Stored data:
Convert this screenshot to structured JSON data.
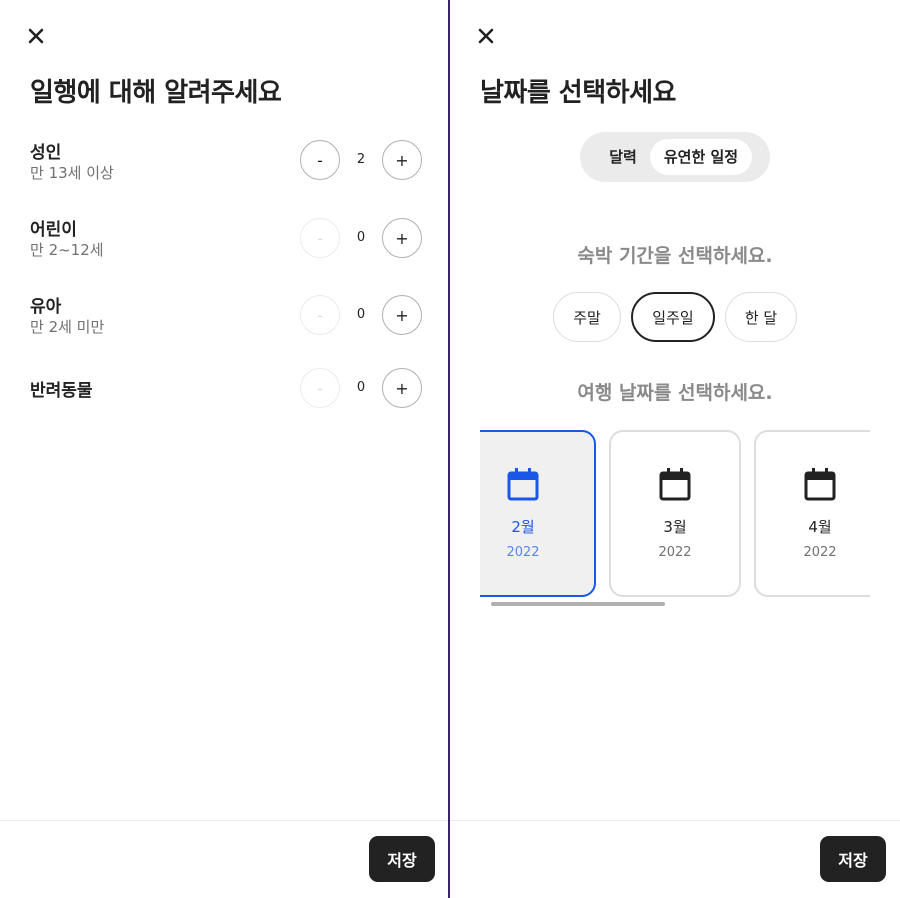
{
  "guests_panel": {
    "title": "일행에 대해 알려주세요",
    "rows": [
      {
        "label": "성인",
        "sub": "만 13세 이상",
        "count": "2",
        "minus": "-",
        "plus": "+"
      },
      {
        "label": "어린이",
        "sub": "만 2~12세",
        "count": "0",
        "minus": "-",
        "plus": "+"
      },
      {
        "label": "유아",
        "sub": "만 2세 미만",
        "count": "0",
        "minus": "-",
        "plus": "+"
      },
      {
        "label": "반려동물",
        "sub": "",
        "count": "0",
        "minus": "-",
        "plus": "+"
      }
    ],
    "save_label": "저장"
  },
  "dates_panel": {
    "title": "날짜를 선택하세요",
    "tabs": {
      "calendar": "달력",
      "flexible": "유연한 일정"
    },
    "stay_heading": "숙박 기간을 선택하세요.",
    "stay_options": [
      "주말",
      "일주일",
      "한 달"
    ],
    "selected_stay": "일주일",
    "trip_heading": "여행 날짜를 선택하세요.",
    "months": [
      {
        "name": "2월",
        "year": "2022",
        "selected": true
      },
      {
        "name": "3월",
        "year": "2022",
        "selected": false
      },
      {
        "name": "4월",
        "year": "2022",
        "selected": false
      }
    ],
    "save_label": "저장"
  },
  "icons": {
    "close": "close-icon",
    "calendar": "calendar-icon"
  },
  "colors": {
    "accent": "#1a56e8",
    "button_dark": "#222222",
    "muted_text": "#717171",
    "divider": "#3b1f73"
  }
}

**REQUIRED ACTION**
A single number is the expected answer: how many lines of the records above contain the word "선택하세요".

**RESPONSE FOR THIS EXERCISE**
3